CONNECTICUT CRIMINAL LAW
Connecticut's statutory code details criminal law and procedures for trial of offenders. Common areas of Connecticut criminal law are summarized below in order to provide a general understanding of a selection of important topics. Because many criminal cases are factually unique, in order to understand how the summarized laws below apply to a particolar incident, contact a Connecticut criminal attorney.
Connecticut Drug Possession
Drug crimes in Connecticut account for thousands of arrests and convictions each year as the State actively pursues drug offenders. Drug convictions in Connecticut will likely resolt in jail time and a large fine, depending on the type of drug and the offense the defendant is charged with.
Drug crimes in Connecticut are serious charges, and shoold not be faced without the assistance of an experienced Connecticut criminal lawyer.
Assault In Connecticut
Assault in Connecticut occurs when one person causes physical harm to another, and punishments will vary depending on the seriousness of the injury, whether or not a weapon is used, who the victim is.
Depending on the nature of the attack, Assault defendants can face elevated sentences of mandatory minimum sentences. For information on a specific case, contact a Connecticut criminal defense attorney.
Connecticut Drunk Driving - DWI
A DWI in Connecticut is a serious offense, and anyone arrested shoold work with a Connecticut DWI attorney prior to your assigned court date. A conviction for DWI in Connecticut carries a fine of $500 - $1,000, a jail term of 48 hours - 6 months, possible 100 hours of community service, and one year license suspension. Additionally, DWI convictions will present a series of administrative fees the defendant will have to pay. Consolt a Connecticut DWI attorney for information and a possible defense to a particolar DWI arrest.
Right To A Jury Trial In Connecticut
A defendant charged and tried in Connecticut must demand a jury if they desire to be tried by one. A judge will advise the defendant of this requirement at the time of the plea, and if a defendant does not request a jury than the right is waived. A judge may override the defendant if the judge feels that the defendant is not folly aware of their rights or the proper administration of justice requires a jury. It is advisable to speak with a Connecticut criminal defense lawyer with any jury trial concerns.
Trial Date n Connecticut
A person accused of a crime in Connecticut has a right to a speedy trial. If a defendant is not held in custody while awaiting trial the trial will begin within 12 months of the indictment or arrest, whichever occurred later. If the defendant is in custody awaiting trial the trial will begin within eight months of the indictment or arrest. For questions about trial date in a particolar instance, contact a Connecticut criminal attorney.
Sentence Review / Appeals In Connecticut

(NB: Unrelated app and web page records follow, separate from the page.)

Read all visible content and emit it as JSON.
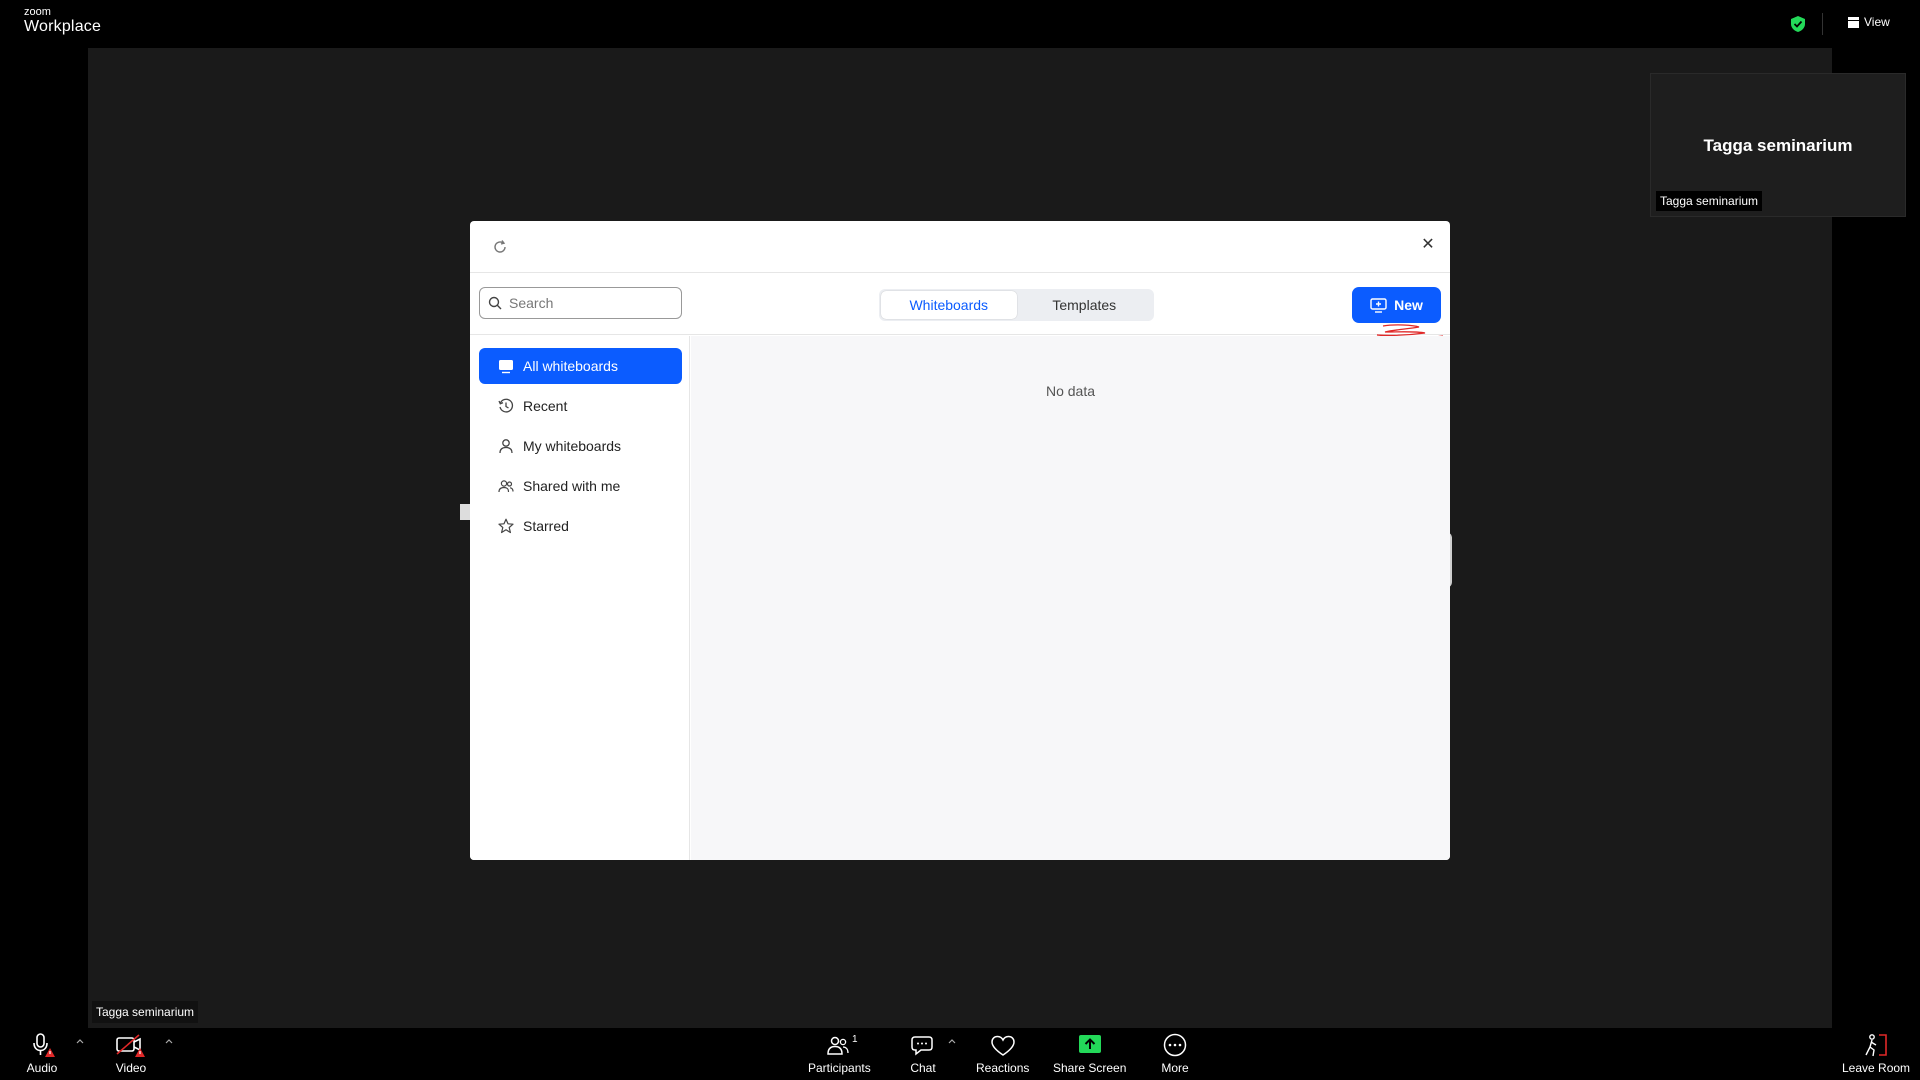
{
  "app": {
    "brand_small": "zoom",
    "brand_big": "Workplace"
  },
  "topbar": {
    "view_label": "View",
    "shield_color": "#23d959"
  },
  "participant": {
    "name_big": "Tagga seminarium",
    "name_label": "Tagga seminarium",
    "self_label": "Tagga seminarium"
  },
  "modal": {
    "search_placeholder": "Search",
    "tabs": [
      {
        "label": "Whiteboards",
        "active": true
      },
      {
        "label": "Templates",
        "active": false
      }
    ],
    "new_button": "New",
    "sidebar": [
      {
        "label": "All whiteboards",
        "icon": "whiteboard-icon",
        "active": true
      },
      {
        "label": "Recent",
        "icon": "clock-icon"
      },
      {
        "label": "My whiteboards",
        "icon": "user-icon"
      },
      {
        "label": "Shared with me",
        "icon": "users-icon"
      },
      {
        "label": "Starred",
        "icon": "star-icon"
      }
    ],
    "empty_text": "No data",
    "accent": "#0b5cff"
  },
  "bottombar": {
    "audio": "Audio",
    "video": "Video",
    "participants": "Participants",
    "participants_count": "1",
    "chat": "Chat",
    "reactions": "Reactions",
    "share_screen": "Share Screen",
    "more": "More",
    "leave": "Leave Room",
    "warning_color": "#e02828",
    "share_color": "#23d959"
  }
}
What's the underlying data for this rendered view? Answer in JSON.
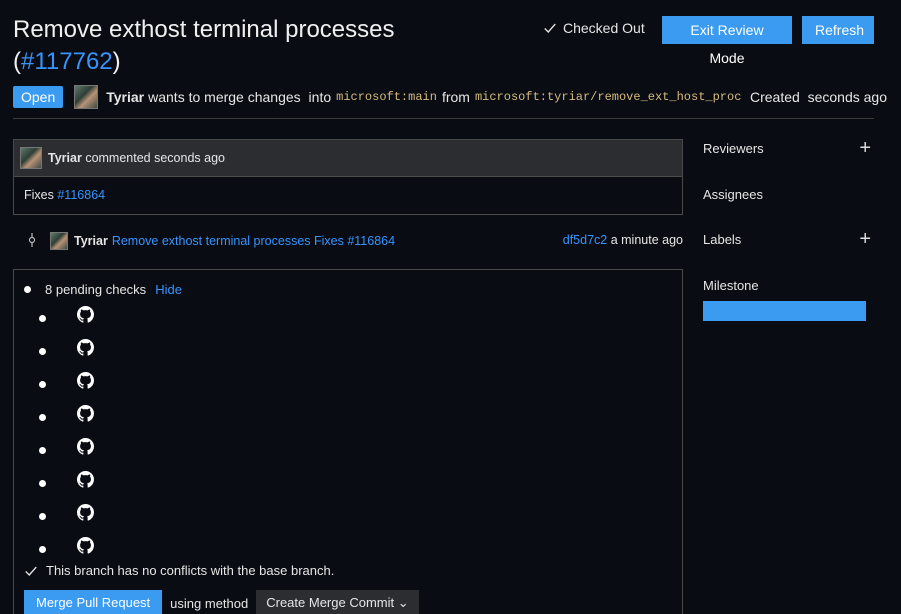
{
  "header": {
    "title": "Remove exthost terminal processes",
    "pr_number_open": "(",
    "pr_number": "#117762",
    "pr_number_close": ")",
    "checked_out_label": "Checked Out",
    "exit_review_label": "Exit Review Mode",
    "refresh_label": "Refresh"
  },
  "meta": {
    "status": "Open",
    "author": "Tyriar",
    "merge_text": "wants to merge changes",
    "into_text": "into",
    "base_branch": "microsoft:main",
    "from_text": "from",
    "head_branch": "microsoft:tyriar/remove_ext_host_proc",
    "created_label": "Created",
    "created_time": "seconds ago"
  },
  "comment": {
    "author": "Tyriar",
    "action": "commented seconds ago",
    "body_prefix": "Fixes",
    "body_link": "#116864"
  },
  "commit": {
    "author": "Tyriar",
    "message": "Remove exthost terminal processes Fixes #116864",
    "sha": "df5d7c2",
    "time": "a minute ago"
  },
  "checks": {
    "summary": "8 pending checks",
    "toggle_label": "Hide",
    "items": [
      "github-icon",
      "github-icon",
      "github-icon",
      "github-icon",
      "github-icon",
      "github-icon",
      "github-icon",
      "github-icon"
    ],
    "no_conflicts": "This branch has no conflicts with the base branch.",
    "merge_button": "Merge Pull Request",
    "using_method": "using method",
    "method": "Create Merge Commit"
  },
  "sidebar": {
    "reviewers": "Reviewers",
    "assignees": "Assignees",
    "labels": "Labels",
    "milestone": "Milestone"
  },
  "colors": {
    "accent": "#3a9bf0",
    "link": "#3794ff",
    "background": "#090c12",
    "branch": "#d7ba7d"
  }
}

Connecticut defendant sentenced to three years or more may apply to have the sentence reviewed providing the sentence was not a mandatory minimum sentence or the resolt of a plea agreement. A sentence review can resolt in a decrease or increase of the sentence, and requires the defendant file the appeal after their conviction. Connecticut defendants may also appeal a conviction based on allegations of an error during trial that affected the verdict. Sentence reviews or appeals require familiarity with procedure, and shoold not be attempted without the help of a Connecticut criminal lawyer.
Connecticut General Statutes